Writing was a prolonged and tedious wrestle with hieroglyphics, while the Great Sahara of arithmetic was scarcely even attempted. A few points respecting these subjects have been demonstrated. First, by a judicious and rational use of the thought-material furnished by the subject-matter of nature study and by means of the school printing-press, beginning with the first sentence that is presented to the child upon entering school, the subject of reading may be made to appear to him what it really is, namely, a means of enlarging his own thought through study. That correlates it naturally with observation. It should be here added, that, in this work, the subject matter of history and literature, including the myth, is a valuable support and ally. It has been shown that the idiotic compilations of the majority of the reading charts and early readers, for the sake of stocking up a vocabulary, are absolutely unnecessary. The child may be taught to read from precisely the same motive that will actuate him as an adult to continue his reading, namely, the desire to enlarge his field of thought. He can be so taught that the printed word shall never appear in his consciousness above the level of a purely incidental thing; as merely a means of his mind to further thought, as the window-pane is a medium through which his eye reaches the landscape expanse.
And, finally, within the first three years of school life, not only may the mechanics of reading be mastered but a cultivated taste and a refined literary habit can be established which will have a beneficent effect upon all subsequent life, no matter how unfortunate the conditions may be.
The proper presentation of subject matter involves a demand for an amount of written expression that puts the matter of formal training in this subject of writing beyond the shadow of a doubt. The mechanical difficulties are not conquered quite so early as in reading, on account of the later development, physiologically, of the organs concerned; but the final and timely mastery on the same plan is certain. From the first sentence written, the feeling grows with the pupil that writing, like reading, is simply a necessary means to his thinking
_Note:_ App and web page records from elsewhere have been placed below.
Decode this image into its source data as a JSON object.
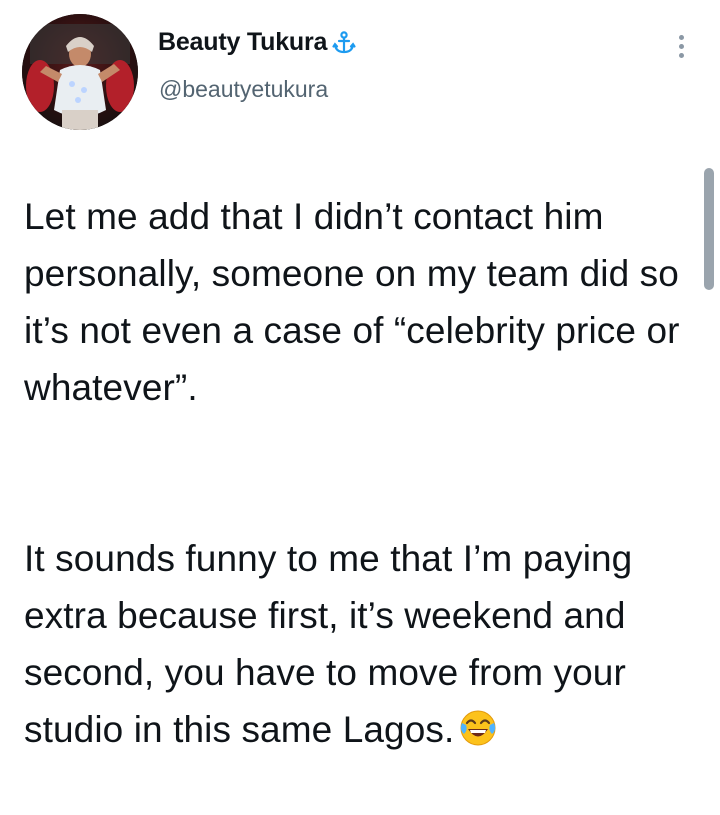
{
  "tweet": {
    "author": {
      "display_name": "Beauty Tukura",
      "handle": "@beautyetukura",
      "badge_icon": "anchor-icon",
      "avatar_icon": "profile-photo"
    },
    "more_icon": "more-options-icon",
    "paragraphs": [
      "Let me add that I didn’t contact him personally, someone on my team did so it’s not even a case of “celebrity price or whatever”.",
      "It sounds funny to me that I’m paying extra because first, it’s weekend and second, you have to move from your studio in this same Lagos."
    ],
    "trailing_emoji": "face-with-tears-of-joy-emoji"
  },
  "colors": {
    "text_primary": "#0f1419",
    "text_secondary": "#536471",
    "badge_blue": "#1d9bf0",
    "scrollbar": "#9aa4ad"
  }
}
In determining the relations of number work to nature study, less definite, because less persistent, work has been done. This work seems to most teachers especially hopeless. Definite judgments respecting the mathematical relations of matter and force are comparatively late in appearing in children, and in many teachers they have not appeared at all. But the full significance of form can only be understood when its proportions are definitely known; the value of force can only be known when it is accurately measured, and number work in nature study is therefore clearly implied. Suffice it to say, that, without the aid of mathematics, the grandest conception of nature possible to man must forever remain hidden from sight. As teachers more clearly realize this, more demand for number work will be made, and it is safe to venture the prediction, that the day is not distant when nature study will be regarded as sound a basis for arithmetic as it is now for other form studies.